Welcome to the first installment of Bricklaying! Over the last few months, I've had a lot of people asking me how I'm managing to keep my budget so low. Especially in Massachusetts, the grocery costs are awful and most people I know are lucky if they spend less than $200 in a week. I hardly consider myself an expert, but I have definitely laid the foundation for good habits, and I do follow pretty basic guidelines when I'm shopping. I thought it would be helpful to share those bricks and help you build your own budgeting safehouse!
So let's start with an easy excercise:
1. Sit down and make a list of your family's must-haves.
Every family has different tastes. Some like spicy. Some like savory. Some are vegetarians, and some are meat-atarians :) Many people are dealing with dietary restrictions, either self-imposed or because of a medical issue. Take a little time and make a list of absolute necessities for your pantry - be realistic (while beef may be on the "needs" list, sirloin is not) and be aware of what you use on a very regular basis.
Here are a few starter questions for you:

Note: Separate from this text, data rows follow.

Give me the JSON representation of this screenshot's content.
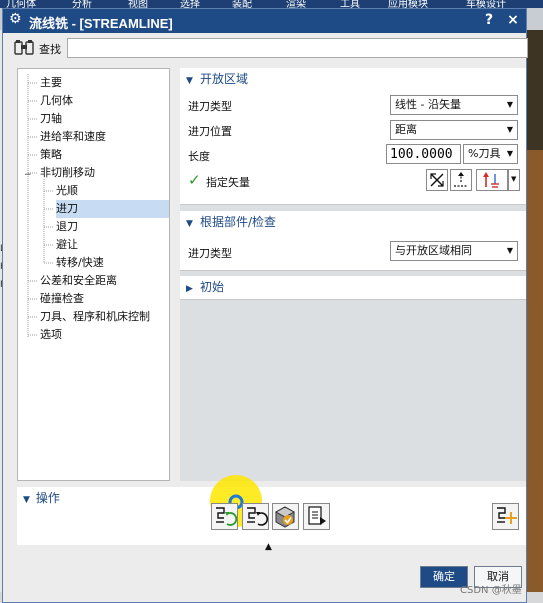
{
  "app_menu": [
    "几何体",
    "分析",
    "视图",
    "选择",
    "装配",
    "渲染",
    "工具",
    "应用模块",
    "车模设计"
  ],
  "side_fragments": [
    "L",
    "K",
    "F"
  ],
  "dialog": {
    "title": "流线铣 - [STREAMLINE]",
    "help_label": "?",
    "close_label": "×"
  },
  "search": {
    "label": "查找",
    "value": "",
    "placeholder": ""
  },
  "tree": {
    "items": [
      {
        "label": "主要",
        "level": 0,
        "selected": false
      },
      {
        "label": "几何体",
        "level": 0,
        "selected": false
      },
      {
        "label": "刀轴",
        "level": 0,
        "selected": false
      },
      {
        "label": "进给率和速度",
        "level": 0,
        "selected": false
      },
      {
        "label": "策略",
        "level": 0,
        "selected": false
      },
      {
        "label": "非切削移动",
        "level": 0,
        "selected": false
      },
      {
        "label": "光顺",
        "level": 1,
        "selected": false
      },
      {
        "label": "进刀",
        "level": 1,
        "selected": true
      },
      {
        "label": "退刀",
        "level": 1,
        "selected": false
      },
      {
        "label": "避让",
        "level": 1,
        "selected": false
      },
      {
        "label": "转移/快速",
        "level": 1,
        "selected": false
      },
      {
        "label": "公差和安全距离",
        "level": 0,
        "selected": false
      },
      {
        "label": "碰撞检查",
        "level": 0,
        "selected": false
      },
      {
        "label": "刀具、程序和机床控制",
        "level": 0,
        "selected": false
      },
      {
        "label": "选项",
        "level": 0,
        "selected": false
      }
    ]
  },
  "open_area": {
    "header": "开放区域",
    "entry_type_label": "进刀类型",
    "entry_type_value": "线性 - 沿矢量",
    "entry_position_label": "进刀位置",
    "entry_position_value": "距离",
    "length_label": "长度",
    "length_value": "100.0000",
    "length_unit": "%刀具",
    "vector_label": "指定矢量"
  },
  "part_check": {
    "header": "根据部件/检查",
    "entry_type_label": "进刀类型",
    "entry_type_value": "与开放区域相同"
  },
  "initial": {
    "header": "初始"
  },
  "operation": {
    "header": "操作"
  },
  "footer": {
    "ok": "确定",
    "cancel": "取消"
  },
  "watermark": "CSDN @秋墨",
  "colors": {
    "title_bar": "#1e4a86",
    "accent_text": "#1e4a86",
    "selected_row": "#c7dcf2",
    "ok_button": "#1e4a86",
    "check_green": "#2a9a2a",
    "highlight": "#ffe600"
  }
}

- What are the top 10 items you use EVERY week? Stay pretty general - brand loyalty is great for the big companies but flexibility with brands can be a huge expense-cutter
- What proteins are absolute staples in your diet?

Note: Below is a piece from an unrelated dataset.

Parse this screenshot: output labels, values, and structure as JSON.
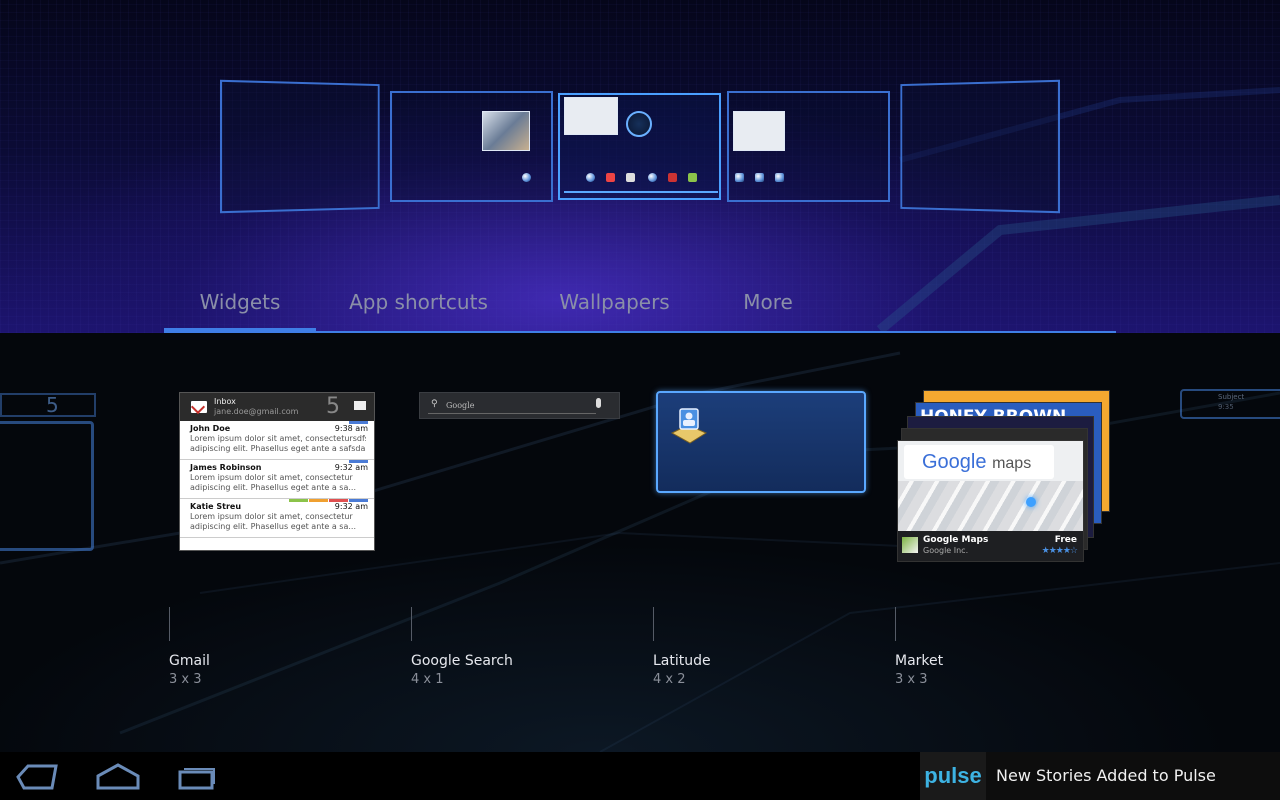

- What convenience foods are you buying on a regular basis?
- What do you buy outside the home regularly that could be replaced by something from home? - think about trips to the coffee shop, regular lunches or dinners out, snacks from the convenience store...all those little expenditures add up fast!
- What are you buying pre-made that you could make at home? - Check the list at the end of this posting for some great links that may help you in this area!
The list you end up with should be about 20-25 items (don't include spices and seasonings, just basic foodstuffs). These are the items that should be targets for stocking up when they go on sale. (When I started really pushing the grocery budget, I was totally overwhelmed by trying to hit EVERY sale and EVERY coupon, and it was easy to buy lots of stuff that I had to force myself to use.) Putting to paper the things that are your family's "essentials" will give you a starting point toward smart stockpiling.
Next week, be ready for a little homework. Start looking for all of those grocery receipts!
Some helpful links: